Statue of Sadako Sasaki outside Nobori-Cho JHS, Hiroshima, Japan.
January 7, 1943
|Died||October 25, 1955
Red Cross Hospital
Cause of death
|Fukuoka Prefecture, Japan|
Sadako Sasaki (佐々木 禎子 Sasaki Sadako?, January 7, 1943 – October 25, 1955) was a Japanese girl who was two years old when the atomic bomb was dropped on August 6, 1945, near her home next to the Misasa Bridge in Hiroshima, Japan. Sadako is remembered through the story of a thousand origami cranes before her death, and is to this day a symbol of innocent victims of war.
Sadako was at home when the explosion occurred, about 1.6 kilometres (0.99 mi) away from ground zero. She was blown out of the window and her mother ran out to find her, suspecting she may be dead, but she found her two-year-old daughter alive. In November 1954, Sadako developed swellings on her neck and behind her ears. In January 1955, purple spots had formed on her legs. Subsequently, she was diagnosed with leukemia (her mother referred to it as "an atom bomb disease"). She was hospitalized on February 20, 1955, and given, at the most, a year to live.
On August 3, 1955, Sadako's best friend Chizuko Hamamoto came to the hospital to visit, and cut a gold piece of paper into a square to fold it into a paper crane, in reference to the ancient Japanese story that promises that anyone who folds a thousand origami cranes will be granted a wish. A popular version of the story is that Sadako fell short of her goal of folding 1,000 cranes, having folded only 644 before her death, and that her friends completed the 1,000 and buried them all with her. This comes from the book Sadako and the Thousand Paper Cranes. An exhibit which appeared in the Hiroshima Peace Memorial Museum stated that by the end of August 1955, Sadako had achieved her goal and continued to fold more cranes.

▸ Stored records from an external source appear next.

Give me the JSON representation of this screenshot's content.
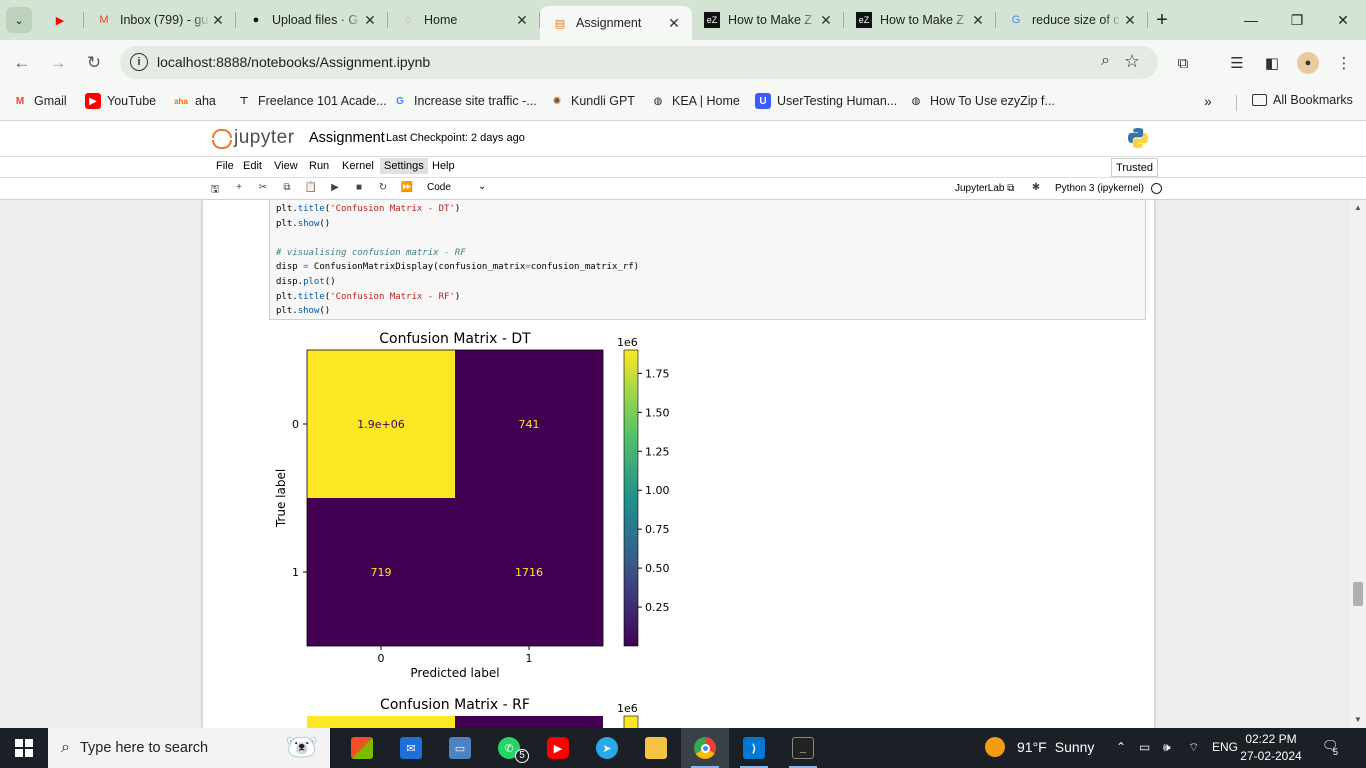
{
  "browser": {
    "tabs": [
      {
        "title": "",
        "icon": "youtube-icon"
      },
      {
        "title": "Inbox (799) - gu",
        "icon": "gmail-icon"
      },
      {
        "title": "Upload files · G",
        "icon": "github-icon"
      },
      {
        "title": "Home",
        "icon": "jupyter-icon"
      },
      {
        "title": "Assignment",
        "icon": "notebook-icon",
        "active": true
      },
      {
        "title": "How to Make Z",
        "icon": "ez-icon"
      },
      {
        "title": "How to Make Z",
        "icon": "ez-icon"
      },
      {
        "title": "reduce size of c",
        "icon": "google-icon"
      }
    ],
    "url": "localhost:8888/notebooks/Assignment.ipynb",
    "bookmarks": [
      {
        "label": "Gmail",
        "icon": "gmail-icon"
      },
      {
        "label": "YouTube",
        "icon": "youtube-icon"
      },
      {
        "label": "aha",
        "icon": "aha-icon"
      },
      {
        "label": "Freelance 101 Acade...",
        "icon": "freelance-icon"
      },
      {
        "label": "Increase site traffic -...",
        "icon": "google-icon"
      },
      {
        "label": "Kundli GPT",
        "icon": "kundli-icon"
      },
      {
        "label": "KEA | Home",
        "icon": "globe-icon"
      },
      {
        "label": "UserTesting Human...",
        "icon": "usertesting-icon"
      },
      {
        "label": "How To Use ezyZip f...",
        "icon": "globe-icon"
      }
    ],
    "all_bookmarks": "All Bookmarks",
    "overflow": "»"
  },
  "jupyter": {
    "logo_text": "jupyter",
    "notebook_name": "Assignment",
    "checkpoint": "Last Checkpoint: 2 days ago",
    "menu": [
      "File",
      "Edit",
      "View",
      "Run",
      "Kernel",
      "Settings",
      "Help"
    ],
    "trusted": "Trusted",
    "cell_type": "Code",
    "jupyterlab_link": "JupyterLab",
    "kernel": "Python 3 (ipykernel)"
  },
  "code_lines": [
    {
      "segments": [
        [
          "plt.",
          ""
        ],
        [
          "title",
          "attr"
        ],
        [
          "(",
          ""
        ],
        [
          "'Confusion Matrix - DT'",
          "str"
        ],
        [
          ")",
          ""
        ]
      ]
    },
    {
      "segments": [
        [
          "plt.",
          ""
        ],
        [
          "show",
          "attr"
        ],
        [
          "()",
          ""
        ]
      ]
    },
    {
      "segments": [
        [
          "",
          ""
        ]
      ]
    },
    {
      "segments": [
        [
          "# visualising confusion matrix - RF",
          "comment"
        ]
      ]
    },
    {
      "segments": [
        [
          "disp ",
          ""
        ],
        [
          "=",
          "op"
        ],
        [
          " ConfusionMatrixDisplay(confusion_matrix",
          ""
        ],
        [
          "=",
          "op"
        ],
        [
          "confusion_matrix_rf)",
          ""
        ]
      ]
    },
    {
      "segments": [
        [
          "disp.",
          ""
        ],
        [
          "plot",
          "attr"
        ],
        [
          "()",
          ""
        ]
      ]
    },
    {
      "segments": [
        [
          "plt.",
          ""
        ],
        [
          "title",
          "attr"
        ],
        [
          "(",
          ""
        ],
        [
          "'Confusion Matrix - RF'",
          "str"
        ],
        [
          ")",
          ""
        ]
      ]
    },
    {
      "segments": [
        [
          "plt.",
          ""
        ],
        [
          "show",
          "attr"
        ],
        [
          "()",
          ""
        ]
      ]
    }
  ],
  "chart_data": [
    {
      "type": "heatmap",
      "title": "Confusion Matrix - DT",
      "xlabel": "Predicted label",
      "ylabel": "True label",
      "x_ticks": [
        "0",
        "1"
      ],
      "y_ticks": [
        "0",
        "1"
      ],
      "cells": [
        {
          "row": 0,
          "col": 0,
          "label": "1.9e+06",
          "value": 1900000
        },
        {
          "row": 0,
          "col": 1,
          "label": "741",
          "value": 741
        },
        {
          "row": 1,
          "col": 0,
          "label": "719",
          "value": 719
        },
        {
          "row": 1,
          "col": 1,
          "label": "1716",
          "value": 1716
        }
      ],
      "colorbar": {
        "multiplier": "1e6",
        "ticks": [
          "1.75",
          "1.50",
          "1.25",
          "1.00",
          "0.75",
          "0.50",
          "0.25"
        ],
        "tick_values": [
          1.75,
          1.5,
          1.25,
          1.0,
          0.75,
          0.5,
          0.25
        ],
        "range": [
          0,
          1.9
        ]
      },
      "colors": {
        "high": "#fde725",
        "low": "#440154",
        "high_text": "#440154",
        "low_text": "#fde725"
      }
    },
    {
      "type": "heatmap",
      "title": "Confusion Matrix - RF",
      "colorbar": {
        "multiplier": "1e6"
      },
      "partial": true
    }
  ],
  "taskbar": {
    "search_placeholder": "Type here to search",
    "weather_temp": "91°F",
    "weather_desc": "Sunny",
    "lang": "ENG",
    "time": "02:22 PM",
    "date": "27-02-2024",
    "whatsapp_badge": "5",
    "notif_count": "5"
  }
}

Though she had plenty of free time during her days in the hospital to fold the cranes, she lacked paper. She would use medicine wrappings and whatever else she could scrounge up. This included going to other patients' rooms to ask to use the paper from their get-well presents. Chizuko would bring paper from school for Sadako to use.
During her time in the hospital her condition progressively worsened. Around mid-October her left leg became swollen and turned purple. After her family urged her to eat something, Sadako requested tea on rice and remarked "It's tasty." Those were her last words. With her family around her, Sadako died on the morning of October 25, 1955 at the age of 12.
After her death, Sadako's friends and schoolmates published a collection of letters in order to raise funds to build a memorial to her and all of the children who had died from the effects of the atomic bomb, for example the Japanese girl Yoko Maruwaki. In 1958, a statue of Sadako holding a golden crane was unveiled in the Hiroshima Peace Memorial Park. At the foot of the statue is a plaque that reads:
"This is our cry. This is our prayer. Peace in the world."
There is also a statue of her in the Seattle Peace Park. Sadako has become a leading symbol of the impact of nuclear war. Sadako is also a heroine for many girls in Japan. Her story is told in some Japanese schools on the anniversary of the Hiroshima bombing. Dedicated to Sadako, people all over Japan celebrate August 6 as the annual peace day.
- Sasaki Fujiko. "Come back to me again, Sadako".
- Radiation Effects Research Foundation (former Atomic Bomb Casualty Commission) "Leukemia risks among atomic-bomb survivors" Accessed 2011-10-30
- Sadako and the Paper Cranes — photos, a lot of various information on The Official Homepage of Hiroshima Peace Memorial Museum.
- Sadako and the Atomic Bombing - Kids Peace Station at the Hiroshima Peace Memorial Museum
- Senzaburu Orikata - a 1797 book of origami designs to be used in the folding of thousand-crane amulets.
- "Cranes over Hiroshima" - lyrics to a song by Fred Small inspired by Sadako Sasaki
- Sadako and the Thousand Paper Cranes
- Memorial Page at FindaGrave